- 41% said that personnel from their unit will have less confidence in them.
- 43% maintained they will be seen as weak.
What Can be Done To Overcome Mental Health Stigma?
Stigma is a psychological and personal issue that will be different in each individual case. Overcoming mental health stigma is a process and there is no way to know how long it will take. Every culture is unique and stigmas vary from one part of the country to the next. Since it’s a societal thing some people will be burdened more than others. Important thing is to remember that there is no truth to stigma and if one approach doesn’t feel right, you can always try another one. Here are some of the techniques for overcoming mental illness stigma:17
- Focus on the things you’re good at and always remember your strengths when working to achieve certain goals.
- When you are stigmatized or feeling down, always remind yourself that you are not defined by your illness.
- Be open about learning as much as you can about your specific mental condition so you can be well informed about your treatment options.
- Don’t believe the stuff that people say because they are usually the result of prejudice and have no relation to your true condition.
- Try keeping contact with people who are supportive and ready to listen to your side of the story instead of basing their opinions on hearsay.
If you yourself are not stigmatized, try raising awareness and being supportive of those who are stigmatized in your environment. Always be open to learning new things and showing compassion to people who are suffering from stigmatization since your small gesture can mean a lot to them. You should talk openly about mental illness stigma but be conscious of the language that you use so as not to offend somebody even if that’s not your intention.18
If you want to learn more about stigma or just open up about your experiences of stigmatization, reach out to the Veterans Crisis Line at 1-800-273-08255. You can also check out the VA’s chat dedicated to mental health issues. If you don’t feel ready to engage in direct contact, you can still get the support you need by texting at 838255.
American Addiction Centers Treatment for Veterans

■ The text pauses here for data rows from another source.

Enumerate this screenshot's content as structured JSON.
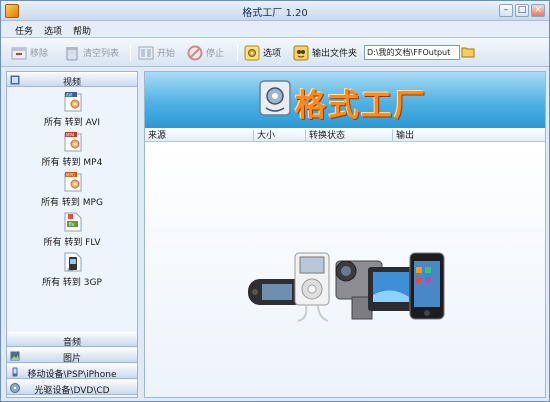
{
  "window": {
    "title": "格式工厂 1.20",
    "buttons": {
      "minimize": "–",
      "maximize": "□",
      "close": "×"
    }
  },
  "menu": {
    "items": [
      "任务",
      "选项",
      "帮助"
    ]
  },
  "toolbar": {
    "remove_label": "移除",
    "clear_list_label": "清空列表",
    "start_label": "开始",
    "stop_label": "停止",
    "options_label": "选项",
    "output_folder_label": "输出文件夹",
    "output_path": "D:\\我的文档\\FFOutput"
  },
  "sidebar": {
    "video_header": "视频",
    "video_formats": [
      {
        "label": "所有 转到 AVI",
        "badge": "AVI"
      },
      {
        "label": "所有 转到 MP4",
        "badge": "MP4"
      },
      {
        "label": "所有 转到 MPG",
        "badge": "MPG"
      },
      {
        "label": "所有 转到 FLV",
        "badge": "flv"
      },
      {
        "label": "所有 转到 3GP",
        "badge": "3GP"
      }
    ],
    "categories": [
      "音频",
      "图片",
      "移动设备\\PSP\\iPhone",
      "光驱设备\\DVD\\CD"
    ]
  },
  "main": {
    "banner_title": "格式工厂",
    "columns": [
      "来源",
      "大小",
      "转换状态",
      "输出"
    ]
  },
  "colors": {
    "banner_text": "#ff8a1a",
    "banner_bg": "#4fb2e4",
    "window_bg": "#dfeaf6"
  }
}
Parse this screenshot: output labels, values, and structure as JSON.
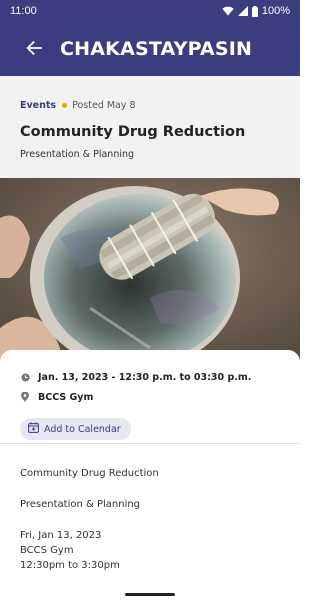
{
  "status_bar": {
    "time": "11:00",
    "battery": "100%"
  },
  "app_bar": {
    "title": "CHAKASTAYPASIN"
  },
  "event": {
    "category": "Events",
    "posted": "Posted May 8",
    "title": "Community Drug Reduction",
    "subtitle": "Presentation & Planning",
    "datetime": "Jan. 13, 2023 - 12:30 p.m. to 03:30 p.m.",
    "location": "BCCS Gym",
    "add_calendar_label": "Add to Calendar"
  },
  "details": {
    "title": "Community Drug Reduction",
    "subtitle": "Presentation & Planning",
    "date": "Fri, Jan 13, 2023",
    "location": "BCCS Gym",
    "time": "12:30pm to 3:30pm"
  },
  "colors": {
    "brand": "#3b3e7e",
    "accent_dot": "#f0a500",
    "chip_bg": "#e6e7f2"
  },
  "icons": [
    "wifi-icon",
    "signal-icon",
    "battery-icon",
    "back-arrow-icon",
    "clock-icon",
    "location-pin-icon",
    "calendar-add-icon"
  ]
}
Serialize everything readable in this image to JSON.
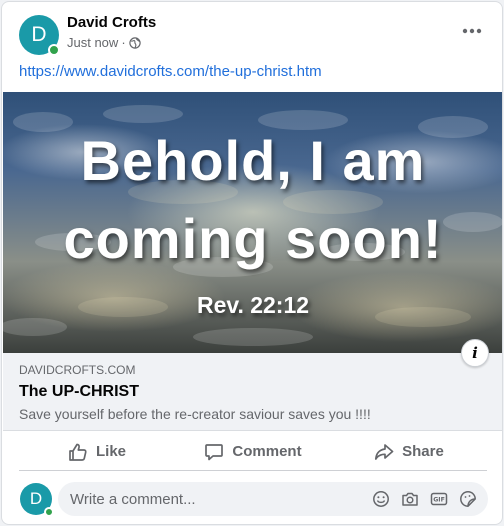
{
  "post": {
    "author": "David Crofts",
    "avatar_letter": "D",
    "timestamp": "Just now",
    "separator": "·",
    "audience_icon": "globe-icon",
    "more_icon": "more-options-icon",
    "link_url": "https://www.davidcrofts.com/the-up-christ.htm"
  },
  "image": {
    "line1": "Behold, I am",
    "line2": "coming soon!",
    "line3": "Rev. 22:12",
    "info_label": "i"
  },
  "preview": {
    "domain": "DAVIDCROFTS.COM",
    "title": "The UP-CHRIST",
    "description": "Save yourself before the re-creator saviour saves you !!!!"
  },
  "actions": [
    {
      "label": "Like",
      "icon": "thumbs-up-icon"
    },
    {
      "label": "Comment",
      "icon": "comment-bubble-icon"
    },
    {
      "label": "Share",
      "icon": "share-arrow-icon"
    }
  ],
  "comment": {
    "avatar_letter": "D",
    "placeholder": "Write a comment...",
    "icons": [
      "emoji-icon",
      "camera-icon",
      "gif-icon",
      "sticker-icon"
    ]
  },
  "colors": {
    "link": "#216fdb",
    "avatar": "#1a9aa8",
    "online": "#31a24c",
    "secondary_text": "#65676b"
  }
}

American Addiction Centers (AAC) is a high-class solution for treatment of substance abuse and related mental health issues. AAC partners with all the major healthcare providers in the country. It is the largest network of rehab facilities that specialize in addiction recovery offering many different types of treatment that have been proven to achieve long-term sobriety. AAC has rehab centers in every corner of the country offering you the option to choose the facility that is most suited to your situation.
AAC has a special program for Veterans and first responders called Salute to Recovery that takes into account the specific medical needs of military personnel. If you have problems with alcohol, opioids, or illegal drugs such as heroin or amphetamines, AAC offers you detox, co-occurring disorders treatment, partial hospitalization and inpatient and outpatient programs that can be adapted to your individual case.
You can easily find the rehab centers in your vicinity by using the SAMHSA’s online treatment centers locator which gives you the option to choose the type of facility you want as well as the distance you are ready to travel. You can also check out AAC’s rehab centers that offer personalized programs that tackle Veteran related conditions like anxiety, depression, and PTSD. There are 2 AAC facilities that partner with the VA as members of community care providers:
- Desert Hope Treatment Center which is located in Las Vegas, Nevada. It’s an upscale facility that offers all the best amenities in combination with privacy and confidentiality. Their highly skilled medical professionals will be there to monitor your progress 24/7 and provide support in order to make your treatment as pleasant as possible.
- Recovery First Treatment Center is located just outside of Miami in Hollywood, Florida. It’s an addiction treatment specialist facility that has a cozy feel with small groups and a personal approach to recovery. It offers an aftercare planning program that helps patients maintain sobriety long after treatment.
Frequently Asked Questions